_Task description_.
Repeat the data exactly as it appears.
++++++
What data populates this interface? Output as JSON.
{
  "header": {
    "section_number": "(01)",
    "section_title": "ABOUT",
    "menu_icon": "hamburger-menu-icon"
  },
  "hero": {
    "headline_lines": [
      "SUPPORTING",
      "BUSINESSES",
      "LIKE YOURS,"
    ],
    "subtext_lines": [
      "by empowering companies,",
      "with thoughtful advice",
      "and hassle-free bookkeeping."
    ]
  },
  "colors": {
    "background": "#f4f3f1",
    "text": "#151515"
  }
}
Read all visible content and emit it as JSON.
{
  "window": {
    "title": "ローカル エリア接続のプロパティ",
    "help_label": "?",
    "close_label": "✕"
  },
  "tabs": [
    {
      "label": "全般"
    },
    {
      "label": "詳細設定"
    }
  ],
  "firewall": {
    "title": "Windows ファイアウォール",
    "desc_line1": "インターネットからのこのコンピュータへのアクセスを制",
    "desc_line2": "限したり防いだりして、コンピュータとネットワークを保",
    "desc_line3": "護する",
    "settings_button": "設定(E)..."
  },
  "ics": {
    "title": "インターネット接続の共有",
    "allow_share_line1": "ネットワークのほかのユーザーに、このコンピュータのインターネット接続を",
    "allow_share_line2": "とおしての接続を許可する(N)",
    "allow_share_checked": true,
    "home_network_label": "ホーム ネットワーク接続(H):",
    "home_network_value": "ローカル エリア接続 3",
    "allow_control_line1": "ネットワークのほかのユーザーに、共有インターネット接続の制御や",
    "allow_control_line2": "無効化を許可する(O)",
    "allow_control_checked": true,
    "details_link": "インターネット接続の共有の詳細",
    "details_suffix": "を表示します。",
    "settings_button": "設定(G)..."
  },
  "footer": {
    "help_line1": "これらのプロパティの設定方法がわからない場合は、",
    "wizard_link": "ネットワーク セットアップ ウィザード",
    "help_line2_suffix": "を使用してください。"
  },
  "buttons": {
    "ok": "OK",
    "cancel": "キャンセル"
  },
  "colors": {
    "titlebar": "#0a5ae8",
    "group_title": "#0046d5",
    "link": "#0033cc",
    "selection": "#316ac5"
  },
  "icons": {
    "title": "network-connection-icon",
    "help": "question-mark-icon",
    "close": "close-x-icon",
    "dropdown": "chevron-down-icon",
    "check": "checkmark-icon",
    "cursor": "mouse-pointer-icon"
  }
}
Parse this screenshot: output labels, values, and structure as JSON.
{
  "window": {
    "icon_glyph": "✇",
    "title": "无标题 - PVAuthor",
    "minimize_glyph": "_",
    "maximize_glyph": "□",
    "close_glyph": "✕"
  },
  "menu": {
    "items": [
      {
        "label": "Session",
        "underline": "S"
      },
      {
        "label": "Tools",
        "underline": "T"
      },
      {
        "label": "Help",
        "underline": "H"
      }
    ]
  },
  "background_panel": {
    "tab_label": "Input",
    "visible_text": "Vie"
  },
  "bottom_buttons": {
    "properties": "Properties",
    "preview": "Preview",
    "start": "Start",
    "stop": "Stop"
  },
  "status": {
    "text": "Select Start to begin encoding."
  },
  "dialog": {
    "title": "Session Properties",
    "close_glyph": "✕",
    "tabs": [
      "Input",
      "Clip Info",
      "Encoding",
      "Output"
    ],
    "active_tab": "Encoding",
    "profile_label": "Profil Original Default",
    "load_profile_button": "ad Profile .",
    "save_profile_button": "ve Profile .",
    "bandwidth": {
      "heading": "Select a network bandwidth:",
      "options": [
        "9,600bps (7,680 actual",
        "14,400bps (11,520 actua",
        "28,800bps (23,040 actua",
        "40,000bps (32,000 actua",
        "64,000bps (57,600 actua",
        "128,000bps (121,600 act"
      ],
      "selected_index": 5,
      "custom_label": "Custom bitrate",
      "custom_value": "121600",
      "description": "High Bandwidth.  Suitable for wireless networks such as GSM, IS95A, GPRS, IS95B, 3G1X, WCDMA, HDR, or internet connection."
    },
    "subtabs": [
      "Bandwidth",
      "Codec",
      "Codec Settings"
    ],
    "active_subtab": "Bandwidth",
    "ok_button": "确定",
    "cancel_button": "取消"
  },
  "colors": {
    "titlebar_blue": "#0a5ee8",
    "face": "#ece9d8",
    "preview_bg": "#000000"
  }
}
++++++
_Result below_.
What data populates this interface? Output as JSON.
{
  "header": {
    "section_number": "(01)",
    "section_title": "ABOUT",
    "menu_icon": "hamburger-menu-icon"
  },
  "hero": {
    "headline_lines": [
      "SUPPORTING",
      "BUSINESSES",
      "LIKE YOURS,"
    ],
    "subtext_lines": [
      "by empowering companies,",
      "with thoughtful advice",
      "and hassle-free bookkeeping."
    ]
  },
  "colors": {
    "background": "#f4f3f1",
    "text": "#151515"
  }
}
Read all visible content and emit it as JSON.
{
  "window": {
    "title": "ローカル エリア接続のプロパティ",
    "help_label": "?",
    "close_label": "✕"
  },
  "tabs": [
    {
      "label": "全般"
    },
    {
      "label": "詳細設定"
    }
  ],
  "firewall": {
    "title": "Windows ファイアウォール",
    "desc_line1": "インターネットからのこのコンピュータへのアクセスを制",
    "desc_line2": "限したり防いだりして、コンピュータとネットワークを保",
    "desc_line3": "護する",
    "settings_button": "設定(E)..."
  },
  "ics": {
    "title": "インターネット接続の共有",
    "allow_share_line1": "ネットワークのほかのユーザーに、このコンピュータのインターネット接続を",
    "allow_share_line2": "とおしての接続を許可する(N)",
    "allow_share_checked": true,
    "home_network_label": "ホーム ネットワーク接続(H):",
    "home_network_value": "ローカル エリア接続 3",
    "allow_control_line1": "ネットワークのほかのユーザーに、共有インターネット接続の制御や",
    "allow_control_line2": "無効化を許可する(O)",
    "allow_control_checked": true,
    "details_link": "インターネット接続の共有の詳細",
    "details_suffix": "を表示します。",
    "settings_button": "設定(G)..."
  },
  "footer": {
    "help_line1": "これらのプロパティの設定方法がわからない場合は、",
    "wizard_link": "ネットワーク セットアップ ウィザード",
    "help_line2_suffix": "を使用してください。"
  },
  "buttons": {
    "ok": "OK",
    "cancel": "キャンセル"
  },
  "colors": {
    "titlebar": "#0a5ae8",
    "group_title": "#0046d5",
    "link": "#0033cc",
    "selection": "#316ac5"
  },
  "icons": {
    "title": "network-connection-icon",
    "help": "question-mark-icon",
    "close": "close-x-icon",
    "dropdown": "chevron-down-icon",
    "check": "checkmark-icon",
    "cursor": "mouse-pointer-icon"
  }
}
Parse this screenshot: output labels, values, and structure as JSON.
{
  "window": {
    "icon_glyph": "✇",
    "title": "无标题 - PVAuthor",
    "minimize_glyph": "_",
    "maximize_glyph": "□",
    "close_glyph": "✕"
  },
  "menu": {
    "items": [
      {
        "label": "Session",
        "underline": "S"
      },
      {
        "label": "Tools",
        "underline": "T"
      },
      {
        "label": "Help",
        "underline": "H"
      }
    ]
  },
  "background_panel": {
    "tab_label": "Input",
    "visible_text": "Vie"
  },
  "bottom_buttons": {
    "properties": "Properties",
    "preview": "Preview",
    "start": "Start",
    "stop": "Stop"
  },
  "status": {
    "text": "Select Start to begin encoding."
  },
  "dialog": {
    "title": "Session Properties",
    "close_glyph": "✕",
    "tabs": [
      "Input",
      "Clip Info",
      "Encoding",
      "Output"
    ],
    "active_tab": "Encoding",
    "profile_label": "Profil Original Default",
    "load_profile_button": "ad Profile .",
    "save_profile_button": "ve Profile .",
    "bandwidth": {
      "heading": "Select a network bandwidth:",
      "options": [
        "9,600bps (7,680 actual",
        "14,400bps (11,520 actua",
        "28,800bps (23,040 actua",
        "40,000bps (32,000 actua",
        "64,000bps (57,600 actua",
        "128,000bps (121,600 act"
      ],
      "selected_index": 5,
      "custom_label": "Custom bitrate",
      "custom_value": "121600",
      "description": "High Bandwidth.  Suitable for wireless networks such as GSM, IS95A, GPRS, IS95B, 3G1X, WCDMA, HDR, or internet connection."
    },
    "subtabs": [
      "Bandwidth",
      "Codec",
      "Codec Settings"
    ],
    "active_subtab": "Bandwidth",
    "ok_button": "确定",
    "cancel_button": "取消"
  },
  "colors": {
    "titlebar_blue": "#0a5ee8",
    "face": "#ece9d8",
    "preview_bg": "#000000"
  }
}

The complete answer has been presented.